  7. (transitive, mathematics, sematics) To map a (point or subset) to itself.
  8. (transitive, informal) To take revenge on, to best; to serve justice on an assumed miscreant.
    He got caught breaking into lockers, so a couple of guys fixed him after work.
  9. (transitive) To render (a photographic impression) permanent by treating with such applications as will make it insensitive to the action of light.
  10. (transitive, chemistry, biology) To convert into a stable or available form.
    Legumes are valued in crop rotation for their ability to fix nitrogen.
    (Can we find and add a quotation of Abney to this entry?)
  11. (intransitive) To become fixed; to settle or remain permanently; to cease from wandering; to rest.
    • (Can we date this quote?) Waller
      Your kindness banishes your fear, / Resolved to fix forever here.
  12. (intransitive) To become firm, so as to resist volatilization; to cease to flow or be fluid; to congeal; to become hard and malleable, as a metallic substance.
    (Can we find and add a quotation of Francis Bacon to this entry?)

Synonyms

Antonyms

Derived terms

Translations

References

  1. Sutherland, Edwin H. (ed) (1937): The Professional Thief: by a Professional Thief. Chicago: University of Chicago Press. [Reprinted by various publishers in subsequent decades.]

Catalan

Etymology

From Latin fixus.

Pronunciation

  • IPA(key): /ˈfiks/
  • Rhymes: -iks

Adjective

fix m (feminine fixa, masculine plural fixos, feminine plural fixes)

  1. fixed, not changing
  2. stationary

Derived terms


Czech

Noun

fix m

  1. felt-tip pen, marker

French

Etymology

From English fix.

Pronunciation

  • IPA(key): /fiks/

Noun

fix m (plural fix)

  1. fix

Alternative forms


German

Pronunciation

  • IPA(key): [fɪks]
  • Homophone: Ficks

Adjective

fix (comparative fixer, superlative am fixesten)

  1. fixed (costs, salary)
  2. quick
  3. smart

Declension

Synonyms

See also


Hungarian

Etymology

From German fix, from French fixe, from Latin figere, fixus. [1]

Pronunciation

  • IPA(key): [ˈfiks]

Adjective

fix (not comparable)

  1. fixed
    fix fizetés - fixed (regular) salary

References

  1. Tótfalusi István, Idegenszó-tár: Idegen szavak értelmező és etimológiai szótára. Tinta Könyvkiadó, Budapest, 2005, ISBN 963 7094 20 2

Old French

Alternative forms

Noun

fix m

  1. inflection of fil:
    1. oblique plural
    2. nominative singular

Swedish

Etymology

Adjective

fix

  1. fixed, inflexible, rigid
    en fix idé
    a fixed idea

Declension

Inflection of fix
Indefinite/attributive Positive Comparative Superlative2
Common singular fix
Neuter singular fixt
Plural fixa
Definite Positive Comparative Superlative
Masculine singular1 fixe
All fixa
1) Only used, optionally, to refer to things whose natural gender is masculine.
2) The indefinite superlative forms are only used in an attributive role.

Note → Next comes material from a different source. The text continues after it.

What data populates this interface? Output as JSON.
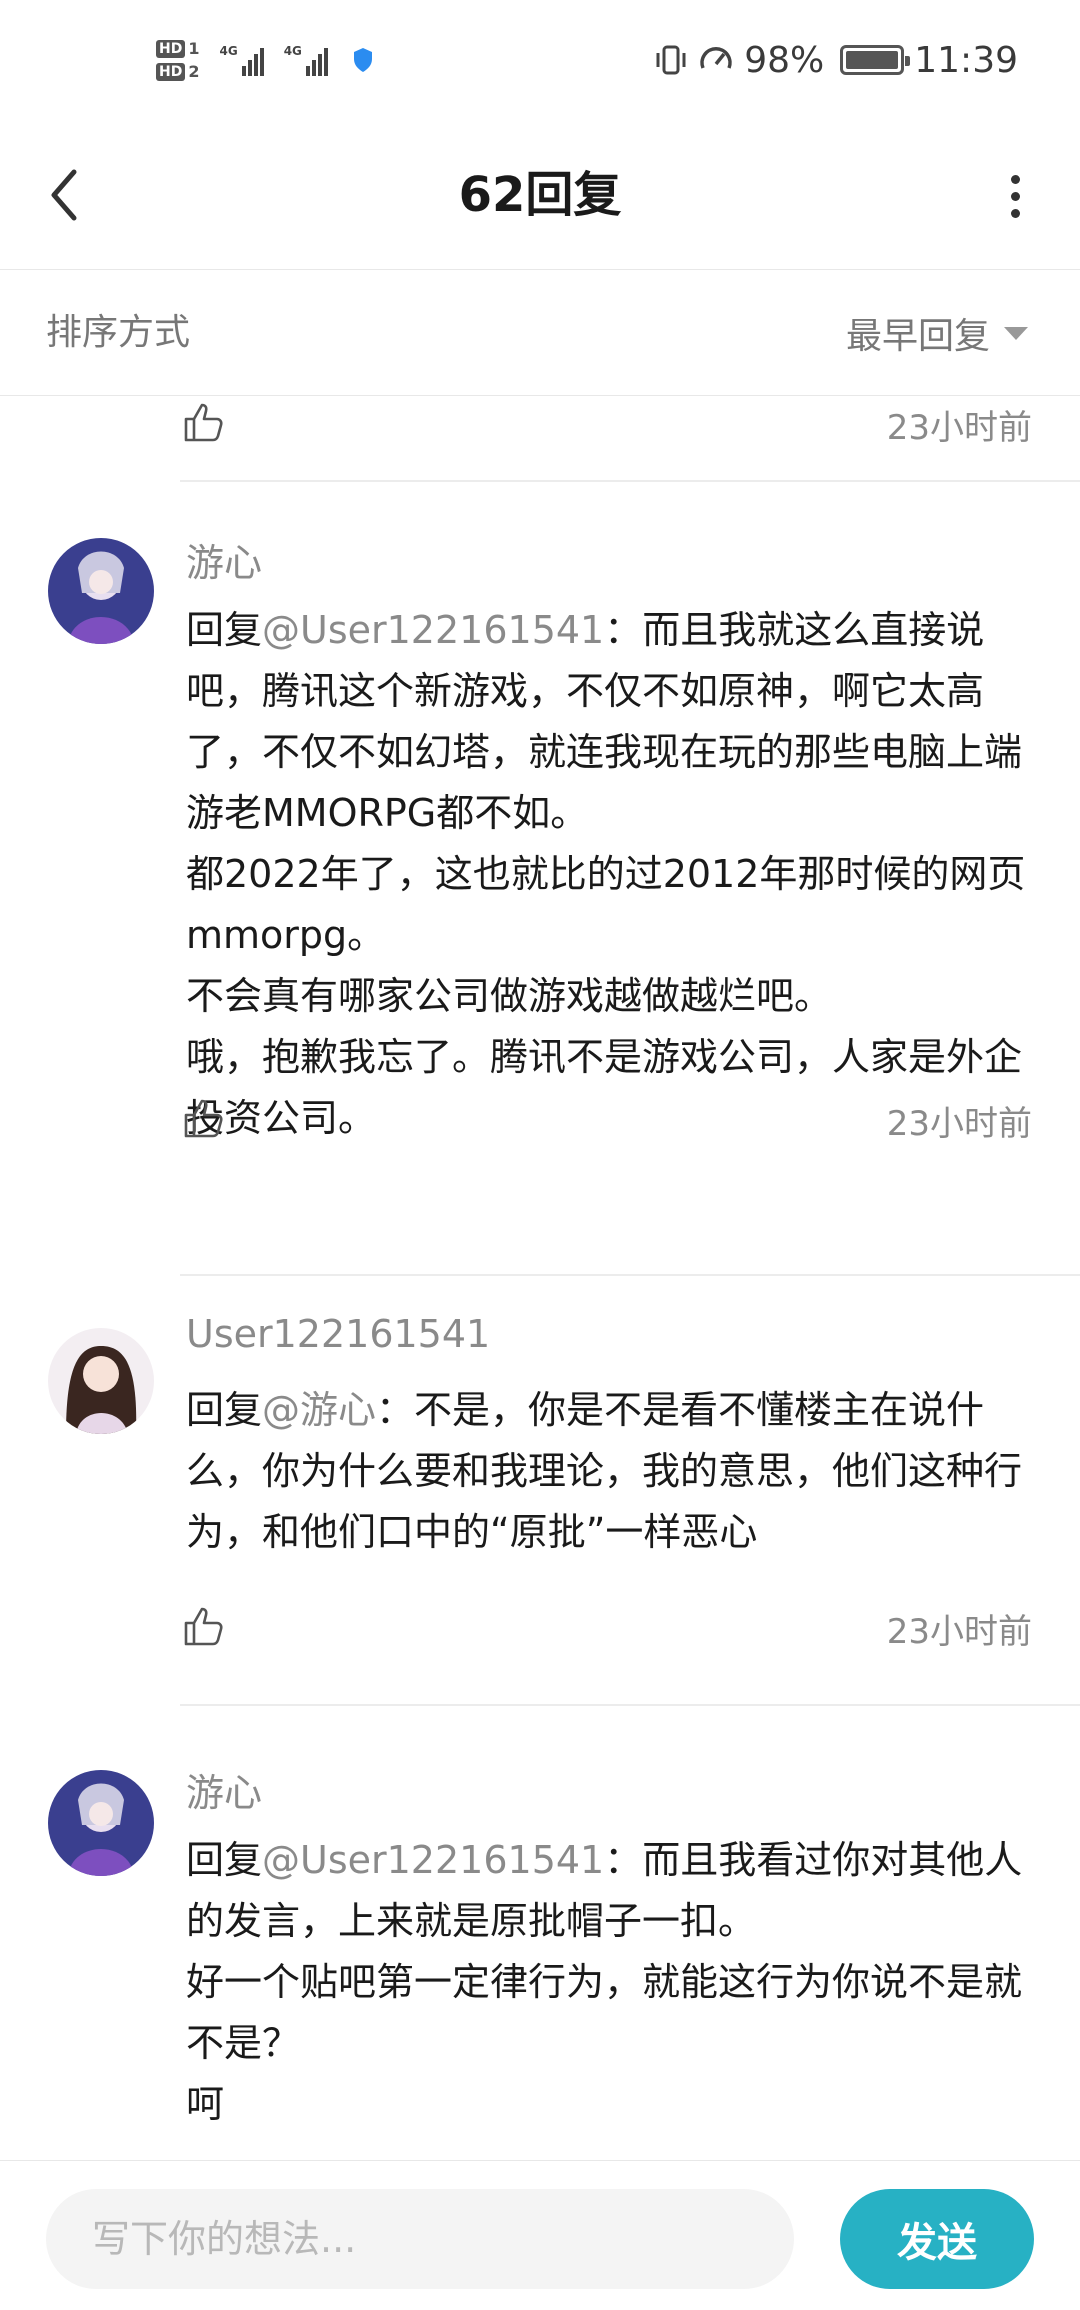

Related terms

Noun

fix c

  1. a fix, a dose of an addictive drug

Declension

Inflection of fix 
Singular Plural
Indefinite Definite Indefinite Definite
Nominative fix fixen fixar fixarna
Genitive fix fixens fixars fixarnas